Beef producers should brace for lower prices in the near term as feedlot marketing of cattle slowed during August through September.
Stan Bevers, a Texas A&M AgriLife Extension Service economist in Vernon, gave an overview of the cattle market heading into 2016 at a Rebuilding the Beef Herd program at Camp Cooley Ranch in Franklin.
Bevers said feedlot operators paid higher prices for feeders going into the feedlots earlier in the year and, due to falling live cattle prices, are choosing to put more gain on them rather than buying new feeder cattle with negative breakevens.
“Cattle are staying longer in the feedlot,” Bevers said. “Typically, they stay 120 days. Now it’s 180 days and in some cases, 250 days. The cost of gain is relatively cheap. Feeder prices were well over $2 back in March, so feedlots are looking to feed them a little longer, get them bigger and avoid taking a $200 a head loss.”
On average, slaughter weights have been 1,360 pounds, but Bevers said there are reports of slaughter weights in the 1,700-pound range.

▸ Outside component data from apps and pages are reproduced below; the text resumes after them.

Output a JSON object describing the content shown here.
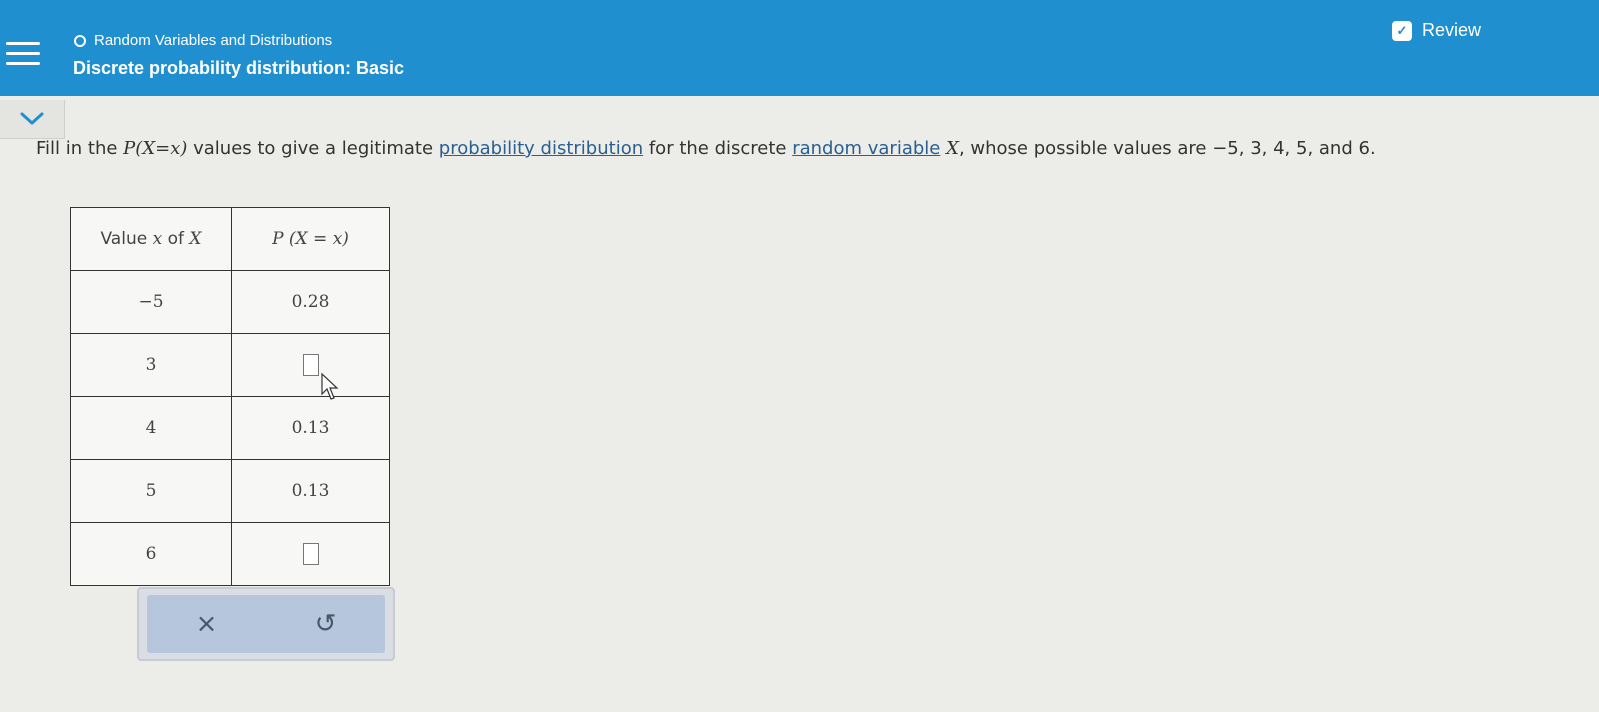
{
  "header": {
    "topic": "Random Variables and Distributions",
    "subtitle": "Discrete probability distribution: Basic",
    "review_label": "Review"
  },
  "question": {
    "part1": "Fill in the ",
    "px_lhs": "P",
    "px_arg": "(X=x)",
    "part2": " values to give a legitimate ",
    "link1": "probability distribution",
    "part3": " for the discrete ",
    "link2": "random variable",
    "var": "X",
    "part4": ", whose possible values are ",
    "values_text": "−5, 3, 4, 5,",
    "part5": " and ",
    "last_value": "6",
    "period": "."
  },
  "table": {
    "header_col1_text": "Value ",
    "header_col1_x": "x",
    "header_col1_of": " of ",
    "header_col1_X": "X",
    "header_col2": "P (X = x)",
    "rows": [
      {
        "x": "−5",
        "p": "0.28"
      },
      {
        "x": "3",
        "p": ""
      },
      {
        "x": "4",
        "p": "0.13"
      },
      {
        "x": "5",
        "p": "0.13"
      },
      {
        "x": "6",
        "p": ""
      }
    ]
  },
  "toolbar": {
    "clear_symbol": "×",
    "undo_symbol": "↺"
  },
  "colors": {
    "header_bg": "#1f8fd0",
    "link": "#2a5f8f",
    "toolbar_inner": "#b6c6dc"
  }
}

Dr. Ron Gill, Texas A&M AgriLife Extension Service beef cattle specialist and associate department head for animal science at Texas A&M University, discusses chute side manners during the Rebuilding the Beef Herd program at Camp Cooley Ranch in Franklin. (Texas A&M AgriLife Extension photo by Blair Fannin)
“As a result, beef tonnage is going up with these heavier weights,” Bevers said. “We’ve got about two more weeks of these big cattle. In the long term, we will likely see things ratcheting lower.”

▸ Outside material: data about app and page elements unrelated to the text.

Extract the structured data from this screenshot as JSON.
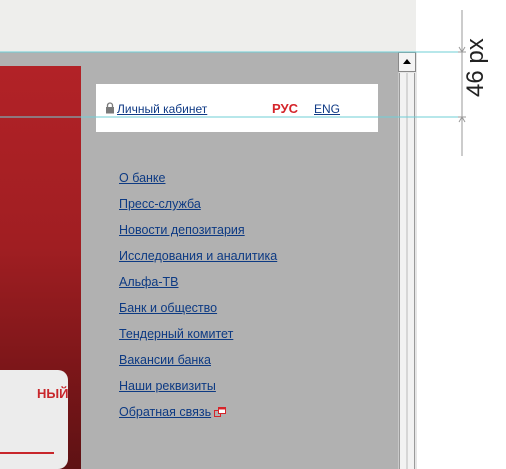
{
  "header": {
    "cabinet_label": "Личный кабинет",
    "lang_rus": "РУС",
    "lang_eng": "ENG"
  },
  "nav": {
    "items": [
      "О банке",
      "Пресс-служба",
      "Новости депозитария",
      "Исследования и аналитика",
      "Альфа-ТВ",
      "Банк и общество",
      "Тендерный комитет",
      "Вакансии банка",
      "Наши реквизиты",
      "Обратная связь"
    ]
  },
  "promo": {
    "label": "НЫЙ"
  },
  "annotation": {
    "dimension": "46 px"
  },
  "colors": {
    "accent_red": "#d5242a",
    "link_blue": "#103b86",
    "panel_grey": "#b1b1b1",
    "guide_cyan": "#6fcfd6"
  },
  "icons": {
    "lock": "lock-icon",
    "external": "external-window-icon",
    "scroll_up": "arrow-up-icon"
  }
}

The calf market has reacted with lower prices. Bevers said 450-pound calves that were selling for $1,250 earlier this year are now bringing $1,000.
Bevers said fed cattle could get back to the $1.45 a pound range, but not eclipse $1.60.
“What drives these prices is how much beef production we have in this country along with how much the consumer is willing to purchase,” he said.
Dr. Ron Gill, Texas A&M AgriLife Extension Service beef cattle specialist and associate department head for animal science at Texas A&M University, demonstrates how to disassemble the barrel of a pistol grip syringe during his chute-side manners demonstration. (Texas A&M AgriLife Extension Service photo by Blair Fannin)
Recent U.S. Department of Agriculture reports suggest cattle herd rebuilding is underway. By 2016, Bevers said it is projected there will be approximately 31 million head of beef cows.
“Overall, you should prepare for lower prices,” Bevers said.
Boxed beef prices that were $265 in May are now $215 as a result of heavier weight fed cattle hitting the market and increasing tonnage, he said.
Dr. Rick Machen, Texas A&M AgriLife Extension Service livestock specialist, Uvalde, discusses how to use hay sampling with a probe to determine crude protein percentages. (Texas A&M AgriLife Extension Service photo by Blair Fannin)
“It’s not just an increase in the numbers of cattle being slaughtered, but also because of the heavier weights,” he said.
Low gasoline prices have helped consumers continue to make beef purchases despite record-high retail prices, he said. Six months ago, ground beef prices were $5.50-$6 a pound.
“Energy prices have helped prevent consumers from turning away from beef,” Bevers said. “Cheaper gasoline has really helped with this high-priced beef environment.”